This is a condition in pregnancy characterized by high blood pressure, sometimes with fluid retention and proteinuria,most often the liver and kidneys. Preeclampsia usually begins after 20 weeks of pregnancy in women whose blood pressure had been normal.
SIGN AND SYMPTOMS OF PRE-ECLAMPSIA
Pre-eclampsia, which occurs only in pregnancy, has several features. Two common signs of pre-eclampsia are:
- High blood pressure
- Protein in the urine.
Because these signs often do not cause any symptoms, they are usually detected at a routine ante-natal check-up.
Other features of pre-eclampsia may include:
- Oedema (swelling), usually of the face, hands, feet and ankles,
- Persistent headaches,
- Blurred vision,
- Shortness of breath,
- Nausea and vomiting and
- Upper abdominal pain.
If one is pregnant and develop a severe or persistent headache, abdominal pain or sudden onset of blurred vision,one should seek urgent medical attention.
CAUSES OF PRE-CLAMPSIA
While the exact cause of pre-eclampsia is not known, it is thought to be related to a problem with the placenta, the connection between mother and baby. The placenta provides oxygen and nutrients to the developing baby.
In pre-eclampsia, the blood vessels that supply the placenta do not develop properly, leading to problems with the placenta itself.

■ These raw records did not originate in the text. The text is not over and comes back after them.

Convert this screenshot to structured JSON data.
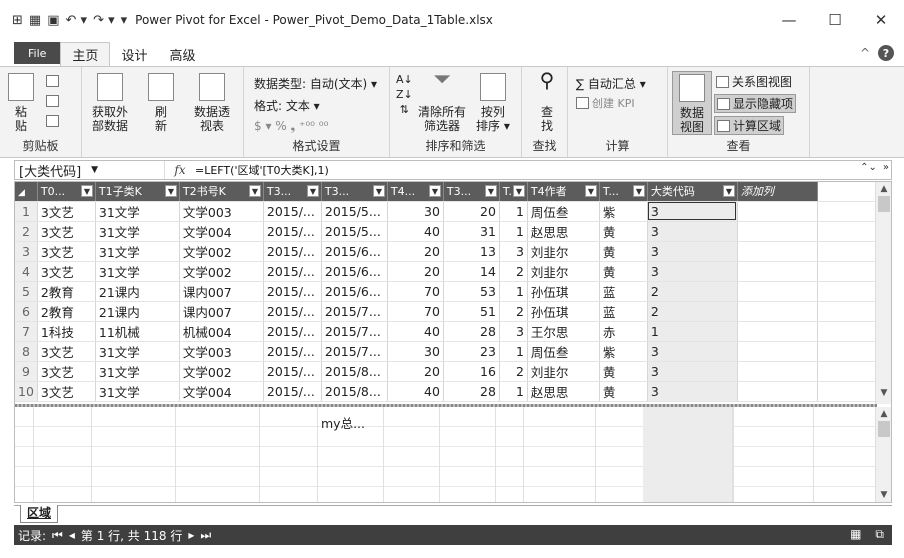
{
  "window": {
    "title": "Power Pivot for Excel - Power_Pivot_Demo_Data_1Table.xlsx",
    "minimize": "—",
    "maximize": "☐",
    "close": "✕"
  },
  "tabs": {
    "file": "File",
    "home": "主页",
    "design": "设计",
    "advanced": "高级",
    "collapse": "^",
    "help": "?"
  },
  "ribbon": {
    "clipboard": {
      "label": "剪贴板",
      "paste": "粘\n贴"
    },
    "get_external": "获取外\n部数据",
    "refresh": "刷\n新",
    "pivot": "数据透\n视表",
    "format": {
      "label": "格式设置",
      "data_type": "数据类型: 自动(文本) ▾",
      "format": "格式: 文本 ▾",
      "symbols": "$ ▾ % ❟ ⁺⁰⁰ ⁰⁰"
    },
    "sort_filter": {
      "label": "排序和筛选",
      "clear": "清除所有\n筛选器",
      "sort_by_col": "按列\n排序 ▾"
    },
    "find": {
      "label": "查找",
      "find": "查\n找"
    },
    "calc": {
      "label": "计算",
      "autosum": "∑ 自动汇总 ▾",
      "create_kpi": "创建 KPI"
    },
    "view": {
      "label": "查看",
      "data_view": "数据\n视图",
      "diagram_view": "关系图视图",
      "show_hidden": "显示隐藏项",
      "calc_area": "计算区域"
    }
  },
  "formula_bar": {
    "name": "[大类代码]",
    "fx": "fx",
    "formula": "=LEFT('区域'[T0大类K],1)"
  },
  "grid": {
    "headers": [
      "T0...",
      "T1子类K",
      "T2书号K",
      "T3...",
      "T3...",
      "T4...",
      "T3...",
      "T...",
      "T4作者",
      "T...",
      "大类代码",
      "添加列"
    ],
    "rows": [
      [
        "1",
        "3文艺",
        "31文学",
        "文学003",
        "2015/...",
        "2015/5...",
        "30",
        "20",
        "1",
        "周伍叁",
        "紫",
        "3"
      ],
      [
        "2",
        "3文艺",
        "31文学",
        "文学004",
        "2015/...",
        "2015/5...",
        "40",
        "31",
        "1",
        "赵思思",
        "黄",
        "3"
      ],
      [
        "3",
        "3文艺",
        "31文学",
        "文学002",
        "2015/...",
        "2015/6...",
        "20",
        "13",
        "3",
        "刘韭尔",
        "黄",
        "3"
      ],
      [
        "4",
        "3文艺",
        "31文学",
        "文学002",
        "2015/...",
        "2015/6...",
        "20",
        "14",
        "2",
        "刘韭尔",
        "黄",
        "3"
      ],
      [
        "5",
        "2教育",
        "21课内",
        "课内007",
        "2015/...",
        "2015/6...",
        "70",
        "53",
        "1",
        "孙伍琪",
        "蓝",
        "2"
      ],
      [
        "6",
        "2教育",
        "21课内",
        "课内007",
        "2015/...",
        "2015/7...",
        "70",
        "51",
        "2",
        "孙伍琪",
        "蓝",
        "2"
      ],
      [
        "7",
        "1科技",
        "11机械",
        "机械004",
        "2015/...",
        "2015/7...",
        "40",
        "28",
        "3",
        "王尔思",
        "赤",
        "1"
      ],
      [
        "8",
        "3文艺",
        "31文学",
        "文学003",
        "2015/...",
        "2015/7...",
        "30",
        "23",
        "1",
        "周伍叁",
        "紫",
        "3"
      ],
      [
        "9",
        "3文艺",
        "31文学",
        "文学002",
        "2015/...",
        "2015/8...",
        "20",
        "16",
        "2",
        "刘韭尔",
        "黄",
        "3"
      ],
      [
        "10",
        "3文艺",
        "31文学",
        "文学004",
        "2015/...",
        "2015/8...",
        "40",
        "28",
        "1",
        "赵思思",
        "黄",
        "3"
      ]
    ],
    "measure": "my总...",
    "sheet_tab": "区域"
  },
  "status": {
    "record": "记录:",
    "first": "⏮",
    "prev": "◂",
    "position": "第 1 行, 共 118 行",
    "next": "▸",
    "last": "⏭",
    "grid_icon": "▦",
    "diagram_icon": "⧉"
  }
}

This may affect blood flow through the placenta and also affect the mother’s blood pressure.
It is possible that the immune system or certain genes are involved in the development of pre-eclampsia.
Several factors are known to increase the risk of developing pre-eclampsia.
The main risk factors include:
- Having had pre-eclampsia in a previous pregnancy or
- Having pre-existing high blood pressure, diabetes, kidney disease, clotting disorders or lupus.
Additional factors that can increase one risk (particularly if there are 2 or more risk factors) include:
- If it is one first pregnancy, or her first pregnancy with her current partner,
- Having family history of pre-eclampsia,
- Being older than 40 years of age
- Being obese,
- Being pregnant with more than one baby (e.g. twins); and
- Having a gap of more than 10 years between pregnancies.
COMPLICATIONS OF PRE-ECLAMPSIA
Low birthweight babies.
In some cases the premature separation of the placenta from the uterus before the baby is born.
Rupture of the liver
Stroke (cerebral haemorrhage)
Patient also experiences HELLP syndrome ( hemolysis with nausea, vomiting, headache and upper right abdominal pain )
-Death in very rare cases
DIAGNOSIS OF PRE-ECLAMPSIA
In many cases, pre-eclampsia is first diagnosed after routine blood pressure checks and/or urine tests reveal abnormalities.
If pre-eclampsia is suspected, further assessment and testing may be recommended in hospital or a day assessment unit under the care of an obstetrician (specialist in pregnancy and childbirth).
Tests may include:
- urine tests for protein,
- blood tests to check kidney function, liver enzymes and platelets (cells in the blood that are responsible for clotting), and
- ultrasound scans to check the babies development, the amount of amniotic fluid and blood flow through the umbilical artery to the baby.
MANAGEMENT OF PRE-ECLAMPSIA
Adequate bed rest
Try mild yoga and reduce activities
Drink plenty of water
Low sodium intake
Avoid transfatty acids and saturated fats
Quit smoking and alcohol
Close monitoring of the mother and baby.
Low activities during pregnancy
Regular monitoring of the baby
Sufficient vitamin D
Fetal kick count also helps in monitoring babies activities
Magnesium sulphate treatment act as anticonvulsant.
HOMOEOPATHIC TREATMENT FOR PRE-ECLAMPSIA
Yes, homeopathy can help in pre eclampsia cases and severity of the case is depend upon the patient to patient and their history.Some homeopathic medicines are:
- Natrum muriaticum
- Thlaspi bursa pastoris
- Terebinthinae oleum
- Plumbum metallicum